Read 1 Timothy 3:1-16
When I read 1 Timothy 3, I feel a bit overwhelmed… “Now a bishop (overseer) must be above reproach, married only once, temperate, sensible, respectable, hospitable, an apt teacher, not a drunkard, not violent but gentle, not quarrelsome, and not a lover of money…Deacons likewise must be serious, not double-tongued, not indulging in much wine, not greedy for money; they must hold fast to the mystery of the faith with a clear conscience. And let them first be tested; then, if they prove themselves blameless, let them serve as deacons.” I have two questions here: One, can leaders have any fun at all? And two: who is then qualified for leadership? This sounds like an impossible task!
If you spend all your time worrying about doing all these things correctly and not messing up, you will never attain the role of a leader. But if you are sharing the load, focused on what you can do well, and allowing Christ to compensate for those weaknesses in your life, you can certainly lead well.
What Paul eventually says in this passage about aspiring leaders is that the mystery of our religion is great! The foundation of all these attitudes and good character traits is Christ himself—taken up in glory! We do not have to do it all on our own, because of the One who paid the ultimate price to live with us, to work in us. If you extend an analogy that Paul uses in 2 Corinthians, we are but “clay jars.” We are ordinary vessels who can allow God to work in our lives. We can accomplish a great deal because of Christ in us.
The other thing that this passage purports is that leaders ought to be held to a higher standard of living, and I agree with this. It affects the witness of the church if a leader acts counter to what the Gospel proclaims. But does this mean that leaders can’t make mistakes, or falter, or have a past? Certainly not!

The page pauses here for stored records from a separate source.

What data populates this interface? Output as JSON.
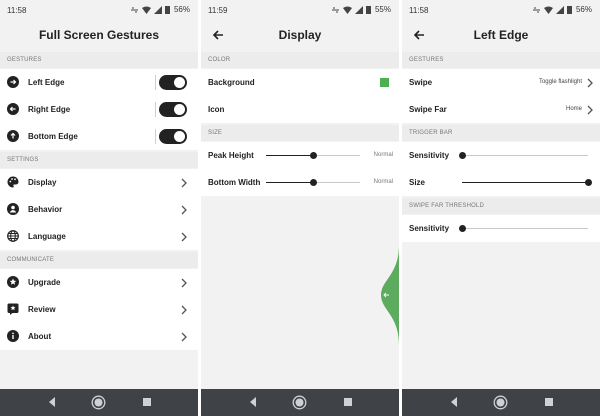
{
  "status": [
    {
      "time": "11:58",
      "battery": "56%"
    },
    {
      "time": "11:59",
      "battery": "55%"
    },
    {
      "time": "11:58",
      "battery": "56%"
    }
  ],
  "screen1": {
    "title": "Full Screen Gestures",
    "sections": {
      "gestures": "GESTURES",
      "settings": "SETTINGS",
      "communicate": "COMMUNICATE"
    },
    "items": {
      "left_edge": "Left Edge",
      "right_edge": "Right Edge",
      "bottom_edge": "Bottom Edge",
      "display": "Display",
      "behavior": "Behavior",
      "language": "Language",
      "upgrade": "Upgrade",
      "review": "Review",
      "about": "About"
    },
    "toggles": {
      "left_edge": true,
      "right_edge": true,
      "bottom_edge": true
    }
  },
  "screen2": {
    "title": "Display",
    "sections": {
      "color": "COLOR",
      "size": "SIZE"
    },
    "items": {
      "background": "Background",
      "icon": "Icon",
      "peak_height": "Peak Height",
      "bottom_width": "Bottom Width"
    },
    "values": {
      "peak_height": "Normal",
      "bottom_width": "Normal"
    },
    "slider_levels": {
      "peak_height": 0.5,
      "bottom_width": 0.5
    },
    "colors": {
      "background": "#4caf50",
      "icon": "#ffffff",
      "edge_handle": "#5cab5e"
    }
  },
  "screen3": {
    "title": "Left Edge",
    "sections": {
      "gestures": "GESTURES",
      "trigger_bar": "TRIGGER BAR",
      "swipe_far_threshold": "SWIPE FAR THRESHOLD"
    },
    "items": {
      "swipe": "Swipe",
      "swipe_far": "Swipe Far",
      "sensitivity": "Sensitivity",
      "size": "Size",
      "threshold_sensitivity": "Sensitivity"
    },
    "values": {
      "swipe": "Toggle flashlight",
      "swipe_far": "Home"
    },
    "slider_levels": {
      "sensitivity": 0.0,
      "size": 1.0,
      "threshold_sensitivity": 0.0
    }
  },
  "icons": {
    "nav_back": "back-triangle-icon",
    "nav_home": "home-circle-icon",
    "nav_recents": "recents-square-icon"
  }
}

Paul, himself, was one of the greatest leaders in the early church. He was also one of the worst persecutors the church had ever seen before he met Jesus. In Christ, though, he was able to uphold a different lifestyle. He was blameless because Christ made him so. Ultimately, when I read this passage, I see the fruits of the Spirit coming out in Paul’s language. If you have Christ in you, you will act respectably, hospitably, etcetera, because Jesus compensates in our weakness when we share the load with Him.

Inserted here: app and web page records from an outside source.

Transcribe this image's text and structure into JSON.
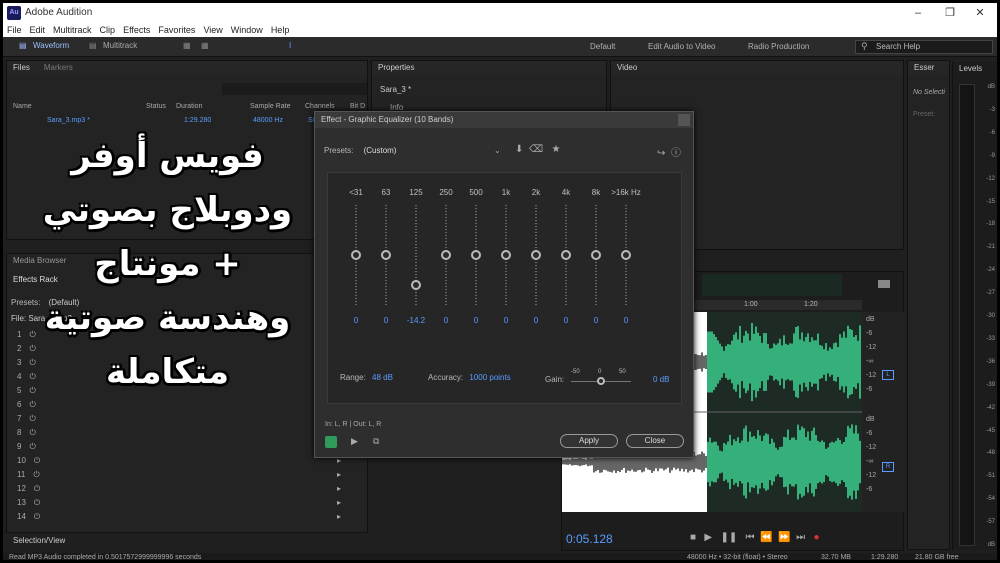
{
  "window": {
    "title": "Adobe Audition",
    "logo": "Au"
  },
  "menu": [
    "File",
    "Edit",
    "Multitrack",
    "Clip",
    "Effects",
    "Favorites",
    "View",
    "Window",
    "Help"
  ],
  "toolbar": {
    "waveform": "Waveform",
    "multitrack": "Multitrack",
    "workspaces": [
      "Default",
      "Edit Audio to Video",
      "Radio Production"
    ],
    "search_placeholder": "Search Help"
  },
  "files_panel": {
    "tabs": [
      "Files",
      "Markers"
    ],
    "columns": [
      "Name",
      "Status",
      "Duration",
      "Sample Rate",
      "Channels",
      "Bit D"
    ],
    "row": {
      "name": "Sara_3.mp3 *",
      "duration": "1:29.280",
      "sample_rate": "48000 Hz",
      "channels": "St"
    }
  },
  "media_browser": "Media Browser",
  "effects_rack": {
    "title": "Effects Rack",
    "presets_label": "Presets:",
    "presets_value": "(Default)",
    "file_label": "File: Sara_3.mp3",
    "slots": [
      "1",
      "2",
      "3",
      "4",
      "5",
      "6",
      "7",
      "8",
      "9",
      "10",
      "11",
      "12",
      "13",
      "14"
    ]
  },
  "selection_view": "Selection/View",
  "properties": {
    "title": "Properties",
    "file": "Sara_3 *",
    "info": "Info"
  },
  "video": {
    "title": "Video"
  },
  "essential": {
    "title": "Esser",
    "no_selection": "No Selecti",
    "preset": "Preset:"
  },
  "levels": {
    "title": "Levels",
    "ticks": [
      "dB",
      "-3",
      "-6",
      "-9",
      "-12",
      "-15",
      "-18",
      "-21",
      "-24",
      "-27",
      "-30",
      "-33",
      "-36",
      "-39",
      "-42",
      "-45",
      "-48",
      "-51",
      "-54",
      "-57",
      "dB"
    ]
  },
  "dialog": {
    "title": "Effect - Graphic Equalizer (10 Bands)",
    "presets_label": "Presets:",
    "presets_value": "(Custom)",
    "bands": [
      "<31",
      "63",
      "125",
      "250",
      "500",
      "1k",
      "2k",
      "4k",
      "8k",
      ">16k Hz"
    ],
    "band_values": [
      0,
      0,
      -14.2,
      0,
      0,
      0,
      0,
      0,
      0,
      0
    ],
    "range_label": "Range:",
    "range_value": "48 dB",
    "accuracy_label": "Accuracy:",
    "accuracy_value": "1000 points",
    "gain_label": "Gain:",
    "gain_ticks": [
      "-50",
      "0",
      "50"
    ],
    "gain_value": "0 dB",
    "io": "In: L, R | Out: L, R",
    "apply": "Apply",
    "close": "Close"
  },
  "editor": {
    "time_marks": [
      "1:00",
      "1:20"
    ],
    "db_ticks_top": [
      "dB",
      "-6",
      "-12",
      "-∞",
      "-12",
      "-6"
    ],
    "db_ticks_bottom": [
      "dB",
      "-6",
      "-12",
      "-∞",
      "-12",
      "-6"
    ],
    "channel_l": "L",
    "channel_r": "R",
    "current_time": "0:05.128",
    "wave_color": "#3ddc97"
  },
  "status": {
    "message": "Read MP3 Audio completed in 0.5017572999999996 seconds",
    "format": "48000 Hz • 32-bit (float) • Stereo",
    "size": "32.70 MB",
    "duration": "1:29.280",
    "free": "21.80 GB free"
  },
  "overlay_lines": [
    "فويس أوفر",
    "ودوبلاج بصوتي",
    "+ مونتاج",
    "وهندسة صوتية",
    "متكاملة"
  ]
}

The other thing I see coming out in this passage is specific gifts that different positions in the church require. Bishops or overseers require that someone be a good teacher. Perhaps you are not a good teacher, but that doesn’t mean that you should not be a leader in some other capacity. Paul counsels Timothy in these things so that he might be able to share the burden of leadership with others and wisely discern who would be gifted in what role.

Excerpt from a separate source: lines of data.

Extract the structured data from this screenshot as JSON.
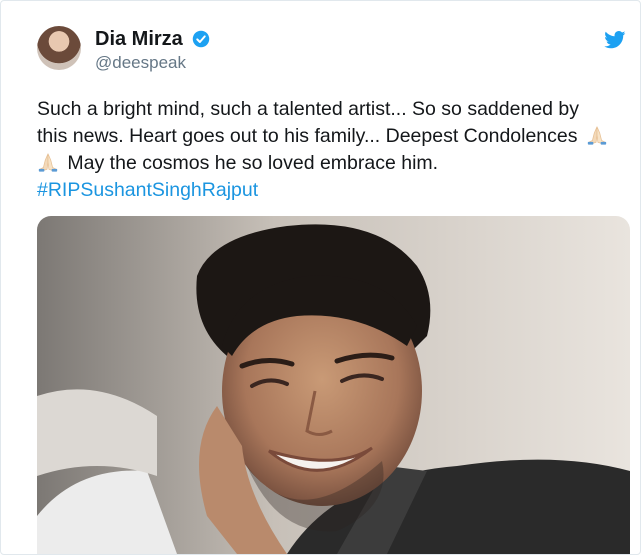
{
  "tweet": {
    "author_name": "Dia Mirza",
    "author_handle": "@deespeak",
    "text_line1": "Such a bright mind, such a talented artist... So so saddened  by",
    "text_line2_before_emoji": "this news. Heart goes out to his family... Deepest Condolences",
    "text_line3_after_emoji": "May the cosmos he so loved embrace him.",
    "hashtag": "#RIPSushantSinghRajput",
    "emoji": "folded-hands"
  },
  "icons": {
    "verified": "verified-badge-icon",
    "logo": "twitter-bird-icon"
  },
  "colors": {
    "name": "#14171a",
    "handle": "#657786",
    "hashtag": "#1b95e0",
    "verified": "#1da1f2",
    "bird": "#1da1f2"
  }
}
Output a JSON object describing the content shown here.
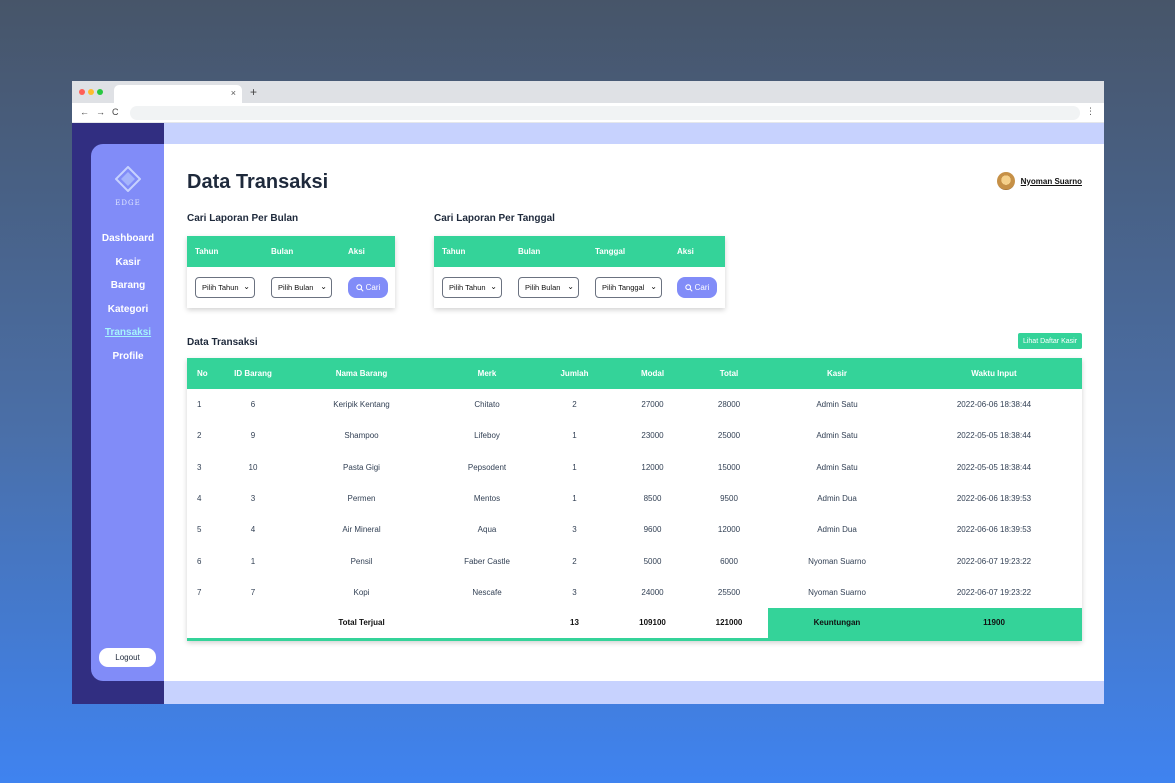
{
  "colors": {
    "accent": "#34d399",
    "sidebar": "#818cf8",
    "sidebar_dark": "#312e81",
    "app_bg": "#c7d2fe",
    "button": "#818cf8"
  },
  "browser": {
    "tab_close": "×",
    "new_tab": "+",
    "nav": [
      "←",
      "→",
      "C"
    ],
    "menu": "⋮"
  },
  "sidebar": {
    "logo_text": "EDGE",
    "items": [
      {
        "label": "Dashboard"
      },
      {
        "label": "Kasir"
      },
      {
        "label": "Barang"
      },
      {
        "label": "Kategori"
      },
      {
        "label": "Transaksi",
        "active": true
      },
      {
        "label": "Profile"
      }
    ],
    "logout": "Logout"
  },
  "header": {
    "title": "Data Transaksi",
    "user": "Nyoman Suarno"
  },
  "search_month": {
    "title": "Cari Laporan Per Bulan",
    "headers": [
      "Tahun",
      "Bulan",
      "Aksi"
    ],
    "year": "Pilih Tahun",
    "month": "Pilih Bulan",
    "button": "Cari"
  },
  "search_date": {
    "title": "Cari Laporan Per Tanggal",
    "headers": [
      "Tahun",
      "Bulan",
      "Tanggal",
      "Aksi"
    ],
    "year": "Pilih Tahun",
    "month": "Pilih Bulan",
    "day": "Pilih Tanggal",
    "button": "Cari"
  },
  "transactions": {
    "title": "Data Transaksi",
    "kasir_button": "Lihat Daftar Kasir",
    "columns": [
      "No",
      "ID Barang",
      "Nama Barang",
      "Merk",
      "Jumlah",
      "Modal",
      "Total",
      "Kasir",
      "Waktu Input"
    ],
    "rows": [
      [
        "1",
        "6",
        "Keripik Kentang",
        "Chitato",
        "2",
        "27000",
        "28000",
        "Admin Satu",
        "2022-06-06 18:38:44"
      ],
      [
        "2",
        "9",
        "Shampoo",
        "Lifeboy",
        "1",
        "23000",
        "25000",
        "Admin Satu",
        "2022-05-05 18:38:44"
      ],
      [
        "3",
        "10",
        "Pasta Gigi",
        "Pepsodent",
        "1",
        "12000",
        "15000",
        "Admin Satu",
        "2022-05-05 18:38:44"
      ],
      [
        "4",
        "3",
        "Permen",
        "Mentos",
        "1",
        "8500",
        "9500",
        "Admin Dua",
        "2022-06-06 18:39:53"
      ],
      [
        "5",
        "4",
        "Air Mineral",
        "Aqua",
        "3",
        "9600",
        "12000",
        "Admin Dua",
        "2022-06-06 18:39:53"
      ],
      [
        "6",
        "1",
        "Pensil",
        "Faber Castle",
        "2",
        "5000",
        "6000",
        "Nyoman Suarno",
        "2022-06-07 19:23:22"
      ],
      [
        "7",
        "7",
        "Kopi",
        "Nescafe",
        "3",
        "24000",
        "25500",
        "Nyoman Suarno",
        "2022-06-07 19:23:22"
      ]
    ],
    "footer": {
      "label": "Total Terjual",
      "jumlah": "13",
      "modal": "109100",
      "total": "121000",
      "profit_label": "Keuntungan",
      "profit": "11900"
    }
  }
}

Sometimes we tend to take on too much, or try to do things all of our own accord, rather than depending on Christ to work through us. These are always the times when something goes awry! But we are at our best when we don’t go it alone, but yoke ourselves to Christ.
For farmers, this may sound oversimplified, but bear with me. When an animal isn’t quite strong enough to do something on their own, they are yoked to another animal who can help bear the load, and bring up the average strength. Just so with us. When we yoke ourselves to Christ, He brings up the average! We can do immeasurably more with His strength, and then these offices don’t sound nearly so impossible.
- What leadership role(s) have you been called into in your life?
- Have you ever tried to do it all by yourself? How did that go?
- How might you “yoke yourself to Christ?” What would that look like in your life?